A year later, the Cabal family and their neighbors sought the help of the government of then-president Alvaro Uribe to end a strike at the family’s Pichichi plantation. Uribe sent in the security forces that brutally ended the strike. The violent repression left 31 workers injured and others falsely accused of being FARC guerrillas. Three journalists who were trying to cover the strike were arrested and expelled from Colombia.

In 2009, the Cabal family company was disgraced when media found out that Pichichi had obtained grants meant for small farmers. Former agriculture minister Andres Felipe Arias, a.k.a. “Little Uribe,” was sentenced to 17 years in prison for using the so-called Agro Ingreso Seguro fund as a sort of piñata for wealthy families and even demobilized paramilitary warlords who could financially support his 2010 presidential bid.

Instead of Arias, Uribe implicitly endorsed former President Juan Manuel Santos who began peace talks with the FARC, the sworn enemy of Uribe, Cabal and other large landowners.

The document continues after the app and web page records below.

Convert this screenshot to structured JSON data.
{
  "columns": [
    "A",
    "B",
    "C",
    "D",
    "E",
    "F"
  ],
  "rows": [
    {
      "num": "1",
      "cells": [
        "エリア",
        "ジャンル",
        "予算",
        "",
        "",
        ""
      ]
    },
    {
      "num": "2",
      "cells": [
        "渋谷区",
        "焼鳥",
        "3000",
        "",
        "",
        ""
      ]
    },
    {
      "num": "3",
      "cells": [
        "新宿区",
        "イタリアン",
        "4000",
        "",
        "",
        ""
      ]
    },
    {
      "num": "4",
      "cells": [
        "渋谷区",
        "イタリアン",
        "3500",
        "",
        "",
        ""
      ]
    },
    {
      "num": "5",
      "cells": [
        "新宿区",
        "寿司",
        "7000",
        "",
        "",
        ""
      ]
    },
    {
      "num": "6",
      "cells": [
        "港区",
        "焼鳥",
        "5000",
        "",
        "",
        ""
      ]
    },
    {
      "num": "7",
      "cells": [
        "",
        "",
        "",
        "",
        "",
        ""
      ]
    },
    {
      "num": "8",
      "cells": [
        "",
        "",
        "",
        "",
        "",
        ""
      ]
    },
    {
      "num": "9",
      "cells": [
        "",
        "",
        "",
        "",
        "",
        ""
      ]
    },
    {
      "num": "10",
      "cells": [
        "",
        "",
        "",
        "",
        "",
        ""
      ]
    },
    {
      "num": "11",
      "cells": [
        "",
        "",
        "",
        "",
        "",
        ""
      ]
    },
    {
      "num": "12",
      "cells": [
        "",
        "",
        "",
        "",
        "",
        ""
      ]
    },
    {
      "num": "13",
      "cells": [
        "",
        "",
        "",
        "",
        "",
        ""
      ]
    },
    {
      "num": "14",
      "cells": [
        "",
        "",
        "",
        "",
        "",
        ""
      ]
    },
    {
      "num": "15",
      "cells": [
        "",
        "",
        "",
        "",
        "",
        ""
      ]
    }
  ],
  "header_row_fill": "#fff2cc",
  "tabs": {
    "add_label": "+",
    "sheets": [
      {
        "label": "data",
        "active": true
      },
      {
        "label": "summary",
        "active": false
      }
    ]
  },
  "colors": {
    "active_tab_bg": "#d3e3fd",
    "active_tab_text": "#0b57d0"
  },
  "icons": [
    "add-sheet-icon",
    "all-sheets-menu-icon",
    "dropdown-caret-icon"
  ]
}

Cabal joined Uribe’s far-right Democratic Center party that sought to sabotage the peace talks, particularly after Santos and the FARC came to an agreement on a war crimes tribunal that would investigate the crimes by the FARC, and large landowners like the Cabal and Uribe families.

In 2013, Cabal became the leader of the CD’s bench in the Bogota city council from where she opposed leftist Mayor Gustavo Petro, who had exposed the ties between Uribe’s allies and the paramilitaries almost a decade before.

A year later she entered the House of Representatives where she quickly became infamous for her extreme views and aggressive attitude towards political opponents. Because her party used a “closed list,” Cabal did not have to campaign for her seat.

While Cabal was making career in politics, her family’s company had a major setback when Pichichi and 14 other sugar producers were convicted for price fixing through their illegal business cartel and fined more than 96 million in 2015.

But that didn’t stop Cabal. in 2018, when Uribe decided that CD candidates had to go on campaign to earn their seat in congress, Cabal decided to run for the Senate.

Cabal was able to enter the higher house of Congress partly due to voter fraud, according to the prosecution. Two Bogota city officials are currently in jail because they allegedly threatened school teachers they would lose their jobs if they didn’t successfully convince at least 10 family members to vote for Cabal.

But Uribe’s bet that his party enjoyed public support proved to be an error and the CD lost seats in Congress as many other candidates lacked public support or weren’t able to buy or extort enough votes.

Having entered the highest chamber of Congress, the senator almost immediately filed a motion to amend the Victims and Land Restitution Law that would make it virtually impossible for victims of displacement to seek the restitution of land that had been stolen or dispossessed by large landowners like her family in collusion with the paramilitary groups her husband’s federation had helped found together with drug traffickers.

An attempt to make her husband the country’s comptroller general failed, unfortunately for Cabal and Lafaurie.

Nevertheless, she did successfully secure the return of a $300 million government fund to Fedegan that had been removed because of the ranchers federation’s because of corruption and mismanagement.

However, the comptroller general who was appointed instead of Cabal’s husband is currently investigating possible irregularities in the agriculture ministry’s granting of this fund to Lafaurie despite the mismanagement of funds established by his predecessor.

Cabal became internationally famous in May 2019 when she successfully launch a disinformation campaign in which she implied that the New York Times’ bureau chief and photographer were supporters of the FARC.

 

www.colombiareports.com